Tag Archives: Britain

Might I suggest…

By now you all know that His Royal Highness has been born to William and Kate. His name, though, they say “may take some time.” Don’t worry —

I’m all over it.


call me whatIt’s a worthy name; the Greek translation is “venerable.” It began to be widely used in the third century after it was the name of  a Christian martyr…so it’s certainly manly enough.

Sebastian also has British ties. It’s in the Top 100 list of boy’s names. Sebastian Cabot is a British actor; Sebastian Faulks, a British writer. And there are characters named Sebastian in popular British fiction, including Sherlock Holmes and Brideshead Revisited.

Most importantly, I like it.

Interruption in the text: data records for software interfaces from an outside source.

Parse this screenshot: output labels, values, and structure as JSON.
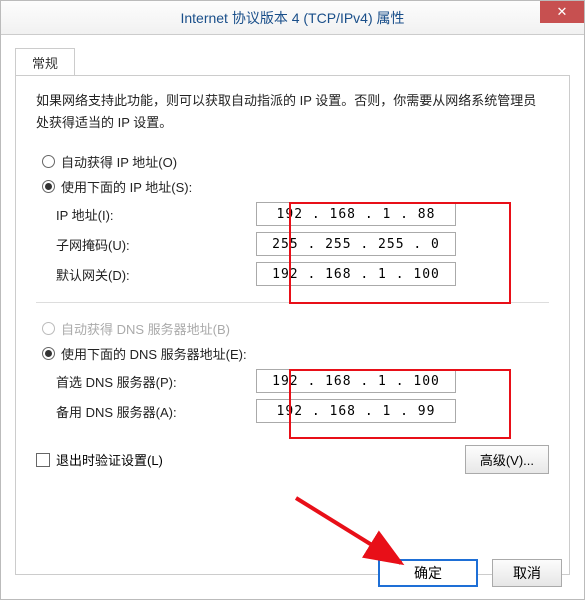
{
  "window": {
    "title": "Internet 协议版本 4 (TCP/IPv4) 属性",
    "close": "✕"
  },
  "tabs": {
    "general": "常规"
  },
  "description": "如果网络支持此功能，则可以获取自动指派的 IP 设置。否则，你需要从网络系统管理员处获得适当的 IP 设置。",
  "ipGroup": {
    "auto": "自动获得 IP 地址(O)",
    "manual": "使用下面的 IP 地址(S):",
    "ipLabel": "IP 地址(I):",
    "ipValue": "192 . 168 .  1  .  88",
    "maskLabel": "子网掩码(U):",
    "maskValue": "255 . 255 . 255 .  0",
    "gwLabel": "默认网关(D):",
    "gwValue": "192 . 168 .  1  . 100"
  },
  "dnsGroup": {
    "auto": "自动获得 DNS 服务器地址(B)",
    "manual": "使用下面的 DNS 服务器地址(E):",
    "primLabel": "首选 DNS 服务器(P):",
    "primValue": "192 . 168 .  1  . 100",
    "altLabel": "备用 DNS 服务器(A):",
    "altValue": "192 . 168 .  1  .  99"
  },
  "validate": "退出时验证设置(L)",
  "advanced": "高级(V)...",
  "ok": "确定",
  "cancel": "取消"
}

Look, I’m only trying to expedite the process.  Princess Diana and Prince Charles took seven days to name William; William and Kate took three weeks to name their dog, Lupo; and Queen Elizabeth and Prince Philip took a month to name Charles.

Let’s not give the child an identity crisis!


Face it

Is there such a thing as a perfect face?

Scientists in Britain say yes.












Meet Florence Colgate.

She won Lorraine Cosmetics ‘most beautiful woman in Britain’ contest, and researchers say it’s because her face is almost perfectly symmetrical.  Using The Golden Ratio*, researchers determined the 18-year-old girl’s face has the strongest chance of attracting the most people.

Guess she didn’t need cosmetics after all.

Wondering if your mug is symmetrical?  SymFace allows you to upload a photo and calculate your own ratios.

* The Golden Ratio is roughly 1.6, which means a beautiful person’s face is about 1 1/2 times longer than it is wide.

Let’s make a deal

I finished reading a great book today on the plane — a non-fiction, history book even.

I know, right?

To Marry an English Lord” is the book that inspired Julian Fellowes to create the award-winning series Downton Abbey on PBS.

It tells the true story of the more than 100 American heiresses who traded money for marriage —  and a nifty title in Britain — around the turn of the century.

Sound just like Lady Grantham, doesn’t it?

The real life stories, as told by Gail MacColl and Carol Wallace, are no less entertaining and compelling.  Perhaps that’s why it doesn’t feel one bit like a high school history class.

I was even inspired to order The Glitter and the Gold, a first-hand account of American heiress Consuelo Vanderbilt, who married the ninth Duke of Marlborough in 1895.  It’s considered to be one of the best accounts of the ‘aristocratic life.’

Sign me up.